  1. I disagree the script was predictable and formulaic and the films strengths were soley the performances. If it ain't on the page, it aint on the stage. As much as I enjoyed Ruffalo, I wasn't entirely convinced by his shift towards wanting to settle with Jules. However, I agree the film overall was excellent. I have also reviewed the film for Culturedeluxe

  2. Cheers for stopping by the comment johnneyred. I take your point about Paul's shift (which perhaps didn't ring entirely true) but for the whole, I was convinced by the story, just not excited by it - my main reason for not really loving it as much as some people have. I guess my point about the performances could be re-phrased; I like every actor in THE KIDS ARE ALL RIGHT and could therefore watch them do pretty much anything, even when I'm not really blown away by the story and scripting. Still, glad you liked it!

  3. ooooh i definitely wanna see this. i'm a fan of mark ruffalo who never seems to get his due.

  4. I agree with you a lot here. I think the film's story and representation of marriage has been overblown and overrated, but the praising of the performances are spot-on. They really do keep you engaged.

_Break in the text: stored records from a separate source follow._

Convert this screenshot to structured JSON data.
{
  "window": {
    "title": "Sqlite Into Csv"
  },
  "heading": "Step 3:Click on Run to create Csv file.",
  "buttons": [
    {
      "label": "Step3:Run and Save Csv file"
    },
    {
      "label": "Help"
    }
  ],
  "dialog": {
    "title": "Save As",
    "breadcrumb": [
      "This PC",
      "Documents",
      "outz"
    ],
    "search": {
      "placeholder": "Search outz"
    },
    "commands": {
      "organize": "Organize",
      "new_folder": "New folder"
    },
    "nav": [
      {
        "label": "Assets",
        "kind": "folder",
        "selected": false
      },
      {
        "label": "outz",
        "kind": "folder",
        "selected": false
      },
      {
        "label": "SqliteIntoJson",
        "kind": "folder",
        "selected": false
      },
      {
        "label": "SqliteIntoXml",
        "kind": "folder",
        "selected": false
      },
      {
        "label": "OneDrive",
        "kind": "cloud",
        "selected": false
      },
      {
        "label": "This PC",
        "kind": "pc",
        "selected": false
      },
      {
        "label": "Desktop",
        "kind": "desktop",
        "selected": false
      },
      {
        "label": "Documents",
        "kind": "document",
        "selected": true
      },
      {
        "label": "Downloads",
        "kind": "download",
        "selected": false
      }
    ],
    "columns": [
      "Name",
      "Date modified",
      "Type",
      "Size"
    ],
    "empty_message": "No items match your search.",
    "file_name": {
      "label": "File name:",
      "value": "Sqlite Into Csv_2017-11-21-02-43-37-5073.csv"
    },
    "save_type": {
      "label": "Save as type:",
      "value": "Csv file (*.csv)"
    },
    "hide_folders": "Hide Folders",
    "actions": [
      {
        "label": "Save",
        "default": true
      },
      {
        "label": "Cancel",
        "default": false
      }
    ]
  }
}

    That said, the script's dialogue is very crisp and solid, which helps keep it entertaining.

  5. Candice - I really like Ruffalo too. Glad he's getting some attention from this!

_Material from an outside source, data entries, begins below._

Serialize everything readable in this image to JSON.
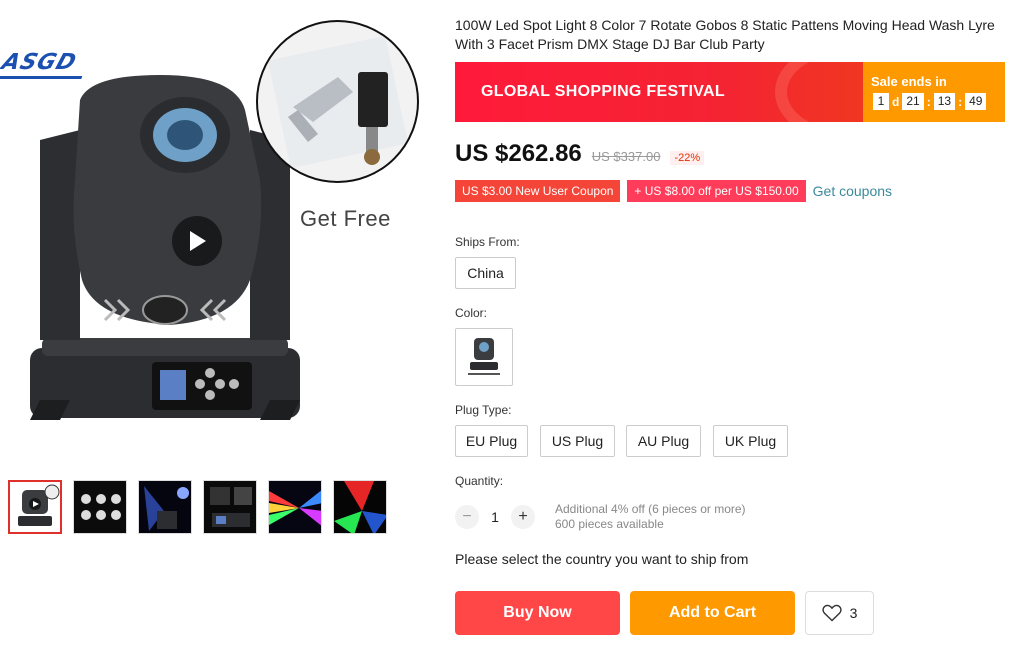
{
  "gallery": {
    "brand": "ASGD",
    "inset_caption": "Get Free",
    "thumbnails": [
      {
        "name": "thumb-moving-head"
      },
      {
        "name": "thumb-gobos"
      },
      {
        "name": "thumb-light-effect"
      },
      {
        "name": "thumb-display-panel"
      },
      {
        "name": "thumb-rainbow-beams"
      },
      {
        "name": "thumb-red-green-beams"
      }
    ]
  },
  "product": {
    "title": "100W Led Spot Light 8 Color 7 Rotate Gobos 8 Static Pattens Moving Head Wash Lyre With 3 Facet Prism DMX Stage DJ Bar Club Party"
  },
  "banner": {
    "title": "GLOBAL SHOPPING FESTIVAL",
    "sale_label": "Sale ends in",
    "days": "1",
    "days_unit": "d",
    "hours": "21",
    "minutes": "13",
    "seconds": "49",
    "sep": ":"
  },
  "price": {
    "current": "US $262.86",
    "original": "US $337.00",
    "discount": "-22%"
  },
  "coupons": {
    "new_user": "US $3.00 New User Coupon",
    "store": "+ US $8.00 off per US $150.00",
    "link": "Get coupons"
  },
  "ships_from": {
    "label": "Ships From:",
    "selected": "China"
  },
  "color": {
    "label": "Color:"
  },
  "plug": {
    "label": "Plug Type:",
    "options": [
      "EU Plug",
      "US Plug",
      "AU Plug",
      "UK Plug"
    ]
  },
  "quantity": {
    "label": "Quantity:",
    "minus": "−",
    "value": "1",
    "plus": "+",
    "extra_discount": "Additional 4% off (6 pieces or more)",
    "available": "600 pieces available"
  },
  "ship_note": "Please select the country you want to ship from",
  "actions": {
    "buy_now": "Buy Now",
    "add_to_cart": "Add to Cart",
    "wishlist_count": "3"
  },
  "colors": {
    "buy_now": "#ff4747",
    "add_to_cart": "#ff9900",
    "banner_red": "#f42432",
    "link": "#3a8a9b"
  }
}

    Danny - cheers for that. Perhaps you're right on the script/story split, I'll have to watch it again to see if I've perhaps confused or wrongly combined the two together. In praise of it, it did feel very natural and I heard the actors talking recently about how Cholodenko lets scenes run on past their actual 'end'. I think you can definitely see that in the film and it does help make the script feel more naturalistic.